Madras IIT has become the first member of collaboration with CERN towork on the ATLAS experiment that helped find the God Particle, Higgs Boson, by the Large Hadron Collider.
With this, Indian Institute of Technology – Madras will join other similar reputed Indian institutes like TIFR, BARC and IISc, which vae been partnering with CERN on its prestigious LHC experiment.
Prafulla Kumar Behera, associate professor with the department of physics, IIT-M said the mmbership will help the institute strengthen its capabilities in fundamental research.
“CERN is home to a lot of innovations, including the world wide web. This collaboration is like a bridge that would connect us to the highest level of scientific research while offering them our talent and expertise,” Behera told The New Indian Express.
Besdies Behera and aother faculty member James Libby, two more PhD scholars will join the research collaboration. Behera was part of the ATLAS (A Toroidal LHC Apparatus), one of the many particle detector experiments at the LHC particle accelarator, for over five years till 2011 before returning to India to join the IIT-M.
The collaboration will be on CMS or Compact Muon Solenoid, a particle detector that is designed to see a wide range of particles and phenomena produced during high-energy collisions in the LHC. This information is believed to hold answers to questions like what the universe is really made of, what forces act within in and what gives everything substance.
“We would like to collaborate and develop Indian expertise so that by the time the plant is upgraded by 2020 as has been planned, there will be substantial contribution from our country,” said Behera.
With his expertise on the silicon pixel detector, he said it has many useful applications beyond the confines of the fundamental scientific research. Its use in medical field like advanced imaging can be exploited by Indian industries to manufacture detectors in the field, he said.

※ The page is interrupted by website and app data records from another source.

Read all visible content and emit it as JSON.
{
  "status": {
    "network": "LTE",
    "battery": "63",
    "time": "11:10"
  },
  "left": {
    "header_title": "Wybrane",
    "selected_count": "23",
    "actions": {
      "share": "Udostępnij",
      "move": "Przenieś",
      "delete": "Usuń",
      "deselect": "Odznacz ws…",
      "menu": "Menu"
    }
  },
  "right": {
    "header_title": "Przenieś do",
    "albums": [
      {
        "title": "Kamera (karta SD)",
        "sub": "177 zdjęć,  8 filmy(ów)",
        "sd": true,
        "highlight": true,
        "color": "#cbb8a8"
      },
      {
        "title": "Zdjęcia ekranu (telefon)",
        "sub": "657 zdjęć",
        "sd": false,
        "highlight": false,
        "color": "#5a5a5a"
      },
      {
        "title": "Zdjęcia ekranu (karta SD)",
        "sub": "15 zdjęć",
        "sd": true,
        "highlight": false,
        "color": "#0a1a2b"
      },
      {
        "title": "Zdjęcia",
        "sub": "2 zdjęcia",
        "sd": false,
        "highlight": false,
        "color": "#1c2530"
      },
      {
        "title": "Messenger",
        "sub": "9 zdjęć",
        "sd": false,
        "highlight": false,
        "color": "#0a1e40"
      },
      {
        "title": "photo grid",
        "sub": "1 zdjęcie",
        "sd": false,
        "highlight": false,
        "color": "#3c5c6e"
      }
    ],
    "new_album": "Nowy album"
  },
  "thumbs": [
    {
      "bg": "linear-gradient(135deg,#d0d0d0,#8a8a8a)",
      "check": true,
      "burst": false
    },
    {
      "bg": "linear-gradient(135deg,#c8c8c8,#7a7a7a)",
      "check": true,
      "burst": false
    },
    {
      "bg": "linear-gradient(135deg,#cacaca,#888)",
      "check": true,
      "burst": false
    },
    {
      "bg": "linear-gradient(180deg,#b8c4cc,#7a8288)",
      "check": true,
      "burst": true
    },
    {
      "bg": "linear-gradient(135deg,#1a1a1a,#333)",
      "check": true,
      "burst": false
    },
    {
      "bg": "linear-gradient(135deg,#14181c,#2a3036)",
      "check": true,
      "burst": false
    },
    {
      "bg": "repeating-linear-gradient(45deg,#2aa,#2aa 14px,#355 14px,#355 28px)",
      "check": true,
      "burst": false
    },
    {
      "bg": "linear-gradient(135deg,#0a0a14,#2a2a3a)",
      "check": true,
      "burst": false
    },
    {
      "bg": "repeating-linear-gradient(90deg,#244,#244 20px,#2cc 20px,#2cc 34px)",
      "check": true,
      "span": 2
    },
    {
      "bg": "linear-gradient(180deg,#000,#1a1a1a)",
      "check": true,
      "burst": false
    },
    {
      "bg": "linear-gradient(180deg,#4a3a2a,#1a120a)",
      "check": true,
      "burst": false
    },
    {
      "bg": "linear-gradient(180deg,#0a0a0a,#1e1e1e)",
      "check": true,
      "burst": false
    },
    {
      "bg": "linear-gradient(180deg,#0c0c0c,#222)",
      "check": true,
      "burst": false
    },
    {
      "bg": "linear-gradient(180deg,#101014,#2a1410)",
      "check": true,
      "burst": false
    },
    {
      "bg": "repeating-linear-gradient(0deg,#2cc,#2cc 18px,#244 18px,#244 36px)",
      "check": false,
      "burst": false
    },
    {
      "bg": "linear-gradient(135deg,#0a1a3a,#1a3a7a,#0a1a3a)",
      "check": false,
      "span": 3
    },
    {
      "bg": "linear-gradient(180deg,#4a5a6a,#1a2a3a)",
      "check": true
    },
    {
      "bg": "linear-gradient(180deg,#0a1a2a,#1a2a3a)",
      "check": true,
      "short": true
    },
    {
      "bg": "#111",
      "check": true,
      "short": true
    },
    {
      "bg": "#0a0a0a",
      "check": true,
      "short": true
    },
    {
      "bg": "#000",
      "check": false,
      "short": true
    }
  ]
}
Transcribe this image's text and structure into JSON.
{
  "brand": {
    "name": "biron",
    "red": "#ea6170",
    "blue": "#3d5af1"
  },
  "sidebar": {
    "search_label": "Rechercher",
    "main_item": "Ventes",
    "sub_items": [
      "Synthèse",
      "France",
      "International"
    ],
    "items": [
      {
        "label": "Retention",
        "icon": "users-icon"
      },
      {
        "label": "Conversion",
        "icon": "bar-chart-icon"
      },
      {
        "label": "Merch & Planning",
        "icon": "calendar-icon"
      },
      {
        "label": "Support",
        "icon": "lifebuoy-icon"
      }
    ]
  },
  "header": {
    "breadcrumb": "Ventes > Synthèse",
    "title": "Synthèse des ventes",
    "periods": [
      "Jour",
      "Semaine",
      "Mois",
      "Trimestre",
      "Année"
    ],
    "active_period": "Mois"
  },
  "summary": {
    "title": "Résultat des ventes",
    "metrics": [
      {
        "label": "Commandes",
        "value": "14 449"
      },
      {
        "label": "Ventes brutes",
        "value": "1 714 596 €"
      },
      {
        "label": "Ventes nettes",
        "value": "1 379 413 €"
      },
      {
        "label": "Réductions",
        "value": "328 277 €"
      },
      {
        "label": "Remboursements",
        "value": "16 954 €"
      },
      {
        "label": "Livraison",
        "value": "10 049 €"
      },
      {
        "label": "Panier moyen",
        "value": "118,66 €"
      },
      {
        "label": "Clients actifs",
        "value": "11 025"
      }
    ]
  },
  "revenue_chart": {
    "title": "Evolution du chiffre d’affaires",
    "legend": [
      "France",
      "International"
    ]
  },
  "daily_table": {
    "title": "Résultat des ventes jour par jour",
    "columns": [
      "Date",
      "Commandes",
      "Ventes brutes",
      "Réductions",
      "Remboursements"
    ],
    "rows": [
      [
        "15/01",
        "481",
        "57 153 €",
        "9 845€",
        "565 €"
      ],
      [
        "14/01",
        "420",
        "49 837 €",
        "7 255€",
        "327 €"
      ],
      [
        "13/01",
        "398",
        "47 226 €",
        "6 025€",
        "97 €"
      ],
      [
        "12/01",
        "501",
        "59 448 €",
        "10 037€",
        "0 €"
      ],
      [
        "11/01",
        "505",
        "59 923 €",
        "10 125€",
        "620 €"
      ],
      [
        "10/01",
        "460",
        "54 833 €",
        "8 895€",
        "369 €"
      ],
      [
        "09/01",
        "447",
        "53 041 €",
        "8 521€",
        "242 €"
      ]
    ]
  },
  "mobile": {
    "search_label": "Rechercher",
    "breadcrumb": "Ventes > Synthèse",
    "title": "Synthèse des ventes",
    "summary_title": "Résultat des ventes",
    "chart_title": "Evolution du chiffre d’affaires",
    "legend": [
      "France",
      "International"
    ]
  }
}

He said his team in Chennai will collaborate by using grid computing to access data generated at the labs in Geneva and has been made available to TIFR, Mumbai and it will be expanded to south India now, he said.